**Exercise goal:**
Working through the lines below, return each one that holds "Solo".

**Dataset rows for apps and sites:**
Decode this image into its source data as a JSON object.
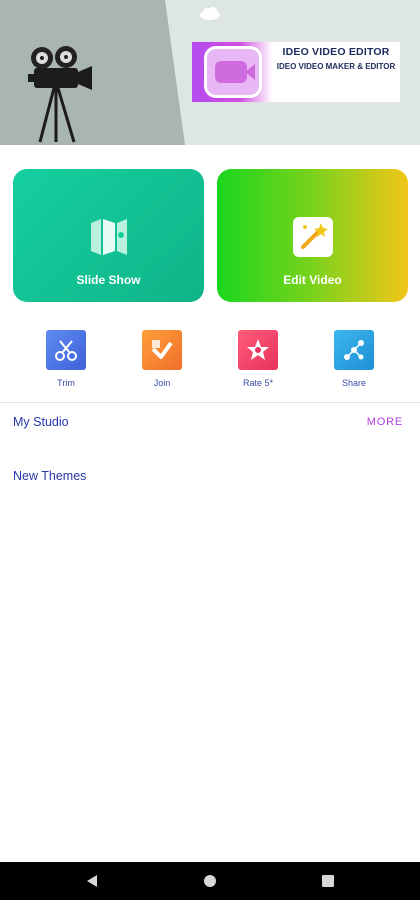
{
  "banner": {
    "title": "IDEO VIDEO EDITOR",
    "subtitle": "IDEO VIDEO MAKER & EDITOR",
    "logo_icon": "video-camera-icon",
    "scene_icon": "film-projector-icon"
  },
  "tiles": [
    {
      "label": "Slide Show",
      "icon": "slideshow-icon",
      "color": "#15cf9f"
    },
    {
      "label": "Edit Video",
      "icon": "magic-wand-icon",
      "color": "#f2c619"
    }
  ],
  "tools": [
    {
      "label": "Trim",
      "icon": "scissors-icon",
      "color": "#3f61d9"
    },
    {
      "label": "Join",
      "icon": "join-icon",
      "color": "#f06f2b"
    },
    {
      "label": "Rate 5*",
      "icon": "star-icon",
      "color": "#e8325c"
    },
    {
      "label": "Share",
      "icon": "share-icon",
      "color": "#1f8fd6"
    }
  ],
  "studio": {
    "title": "My Studio",
    "more_label": "MORE"
  },
  "themes": {
    "title": "New Themes"
  },
  "navbar": {
    "back": "back-icon",
    "home": "home-icon",
    "recents": "recents-icon"
  },
  "colors": {
    "accent": "#b242e5",
    "link": "#2638a8"
  }
}
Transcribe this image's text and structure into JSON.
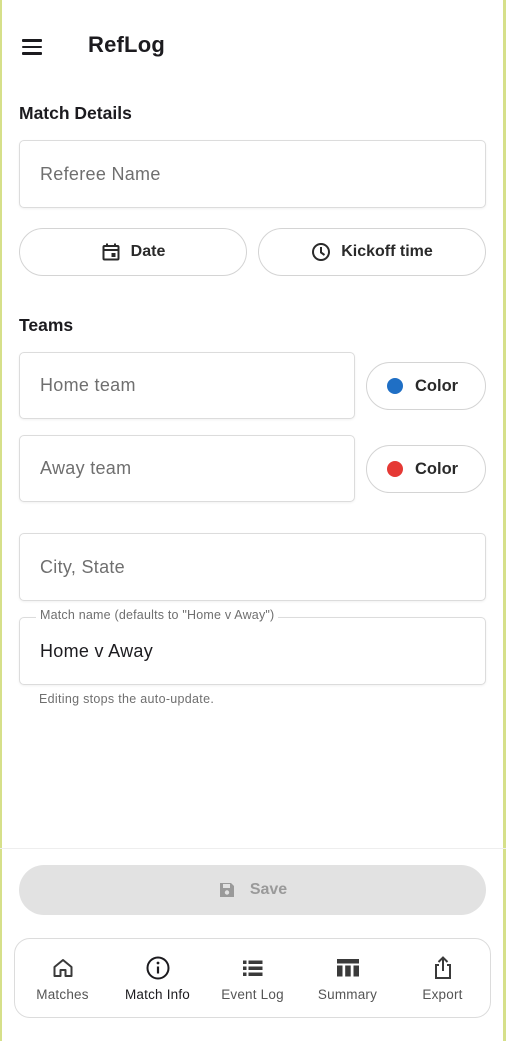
{
  "app": {
    "title": "RefLog"
  },
  "match_details": {
    "heading": "Match Details",
    "referee_placeholder": "Referee Name",
    "date_label": "Date",
    "kickoff_label": "Kickoff time"
  },
  "teams": {
    "heading": "Teams",
    "home_placeholder": "Home team",
    "home_color_label": "Color",
    "home_color": "#1f6fc5",
    "away_placeholder": "Away team",
    "away_color_label": "Color",
    "away_color": "#e53935"
  },
  "location": {
    "placeholder": "City, State"
  },
  "match_name": {
    "label": "Match name (defaults to \"Home v Away\")",
    "value": "Home v Away",
    "helper": "Editing stops the auto-update."
  },
  "save": {
    "label": "Save"
  },
  "nav": {
    "active": "Match Info",
    "items": [
      {
        "label": "Matches",
        "icon": "home-icon"
      },
      {
        "label": "Match Info",
        "icon": "info-icon"
      },
      {
        "label": "Event Log",
        "icon": "list-icon"
      },
      {
        "label": "Summary",
        "icon": "table-icon"
      },
      {
        "label": "Export",
        "icon": "share-icon"
      }
    ]
  }
}
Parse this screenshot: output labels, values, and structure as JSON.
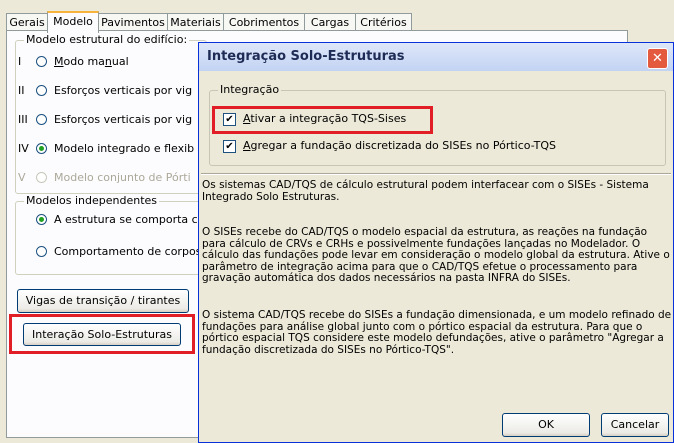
{
  "tabs": [
    {
      "label": "Gerais",
      "active": false
    },
    {
      "label": "Modelo",
      "active": true
    },
    {
      "label": "Pavimentos",
      "active": false
    },
    {
      "label": "Materiais",
      "active": false
    },
    {
      "label": "Cobrimentos",
      "active": false
    },
    {
      "label": "Cargas",
      "active": false
    },
    {
      "label": "Critérios",
      "active": false
    }
  ],
  "modelo_estrutural": {
    "title": "Modelo estrutural do edifício:",
    "options": [
      {
        "roman": "I",
        "label": "Modo manual",
        "selected": false,
        "enabled": true
      },
      {
        "roman": "II",
        "label": "Esforços verticais por vig",
        "selected": false,
        "enabled": true
      },
      {
        "roman": "III",
        "label": "Esforços verticais por vig",
        "selected": false,
        "enabled": true
      },
      {
        "roman": "IV",
        "label": "Modelo integrado e flexib",
        "selected": true,
        "enabled": true
      },
      {
        "roman": "V",
        "label": "Modelo conjunto de Pórti",
        "selected": false,
        "enabled": false
      }
    ]
  },
  "modelos_independentes": {
    "title": "Modelos independentes",
    "options": [
      {
        "label": "A estrutura se comporta cc",
        "selected": true
      },
      {
        "label": "Comportamento de corpos",
        "selected": false
      }
    ]
  },
  "buttons": {
    "vigas": "Vigas de transição / tirantes",
    "interacao": "Interação Solo-Estruturas"
  },
  "dialog": {
    "title": "Integração Solo-Estruturas",
    "close_glyph": "✕",
    "group_title": "Integração",
    "check1": {
      "label": "Ativar a integração TQS-Sises",
      "checked": true
    },
    "check2": {
      "label": "Agregar a fundação discretizada do SISEs no Pórtico-TQS",
      "checked": true
    },
    "paragraphs": [
      "Os sistemas CAD/TQS de cálculo estrutural podem interfacear com o SISEs - Sistema Integrado Solo Estruturas.",
      "O SISEs recebe do CAD/TQS o modelo espacial da estrutura, as reações na fundação para cálculo de CRVs e CRHs e possivelmente fundações lançadas no Modelador. O cálculo das fundações pode levar em consideração o modelo global da estrutura. Ative o parâmetro de integração acima para que o CAD/TQS efetue o processamento para gravação automática dos dados necessários na pasta INFRA do SISEs.",
      "O sistema CAD/TQS recebe do SISEs a fundação dimensionada, e um modelo refinado de fundações para análise global junto com o pórtico espacial da estrutura. Para que o pórtico espacial TQS considere este modelo defundações, ative o parâmetro \"Agregar a fundação discretizada do SISEs no Pórtico-TQS\"."
    ],
    "ok_label": "OK",
    "cancel_label": "Cancelar"
  },
  "colors": {
    "highlight": "#e11d25",
    "title_text": "#1e2b55",
    "close_bg": "#e35a3f",
    "radio_dot": "#21a121"
  }
}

**Result below:**
    "interacao": "Interação Solo-Estruturas"
    "title": "Integração Solo-Estruturas",
      "Os sistemas CAD/TQS de cálculo estrutural podem interfacear com o SISEs - Sistema Integrado Solo Estruturas.",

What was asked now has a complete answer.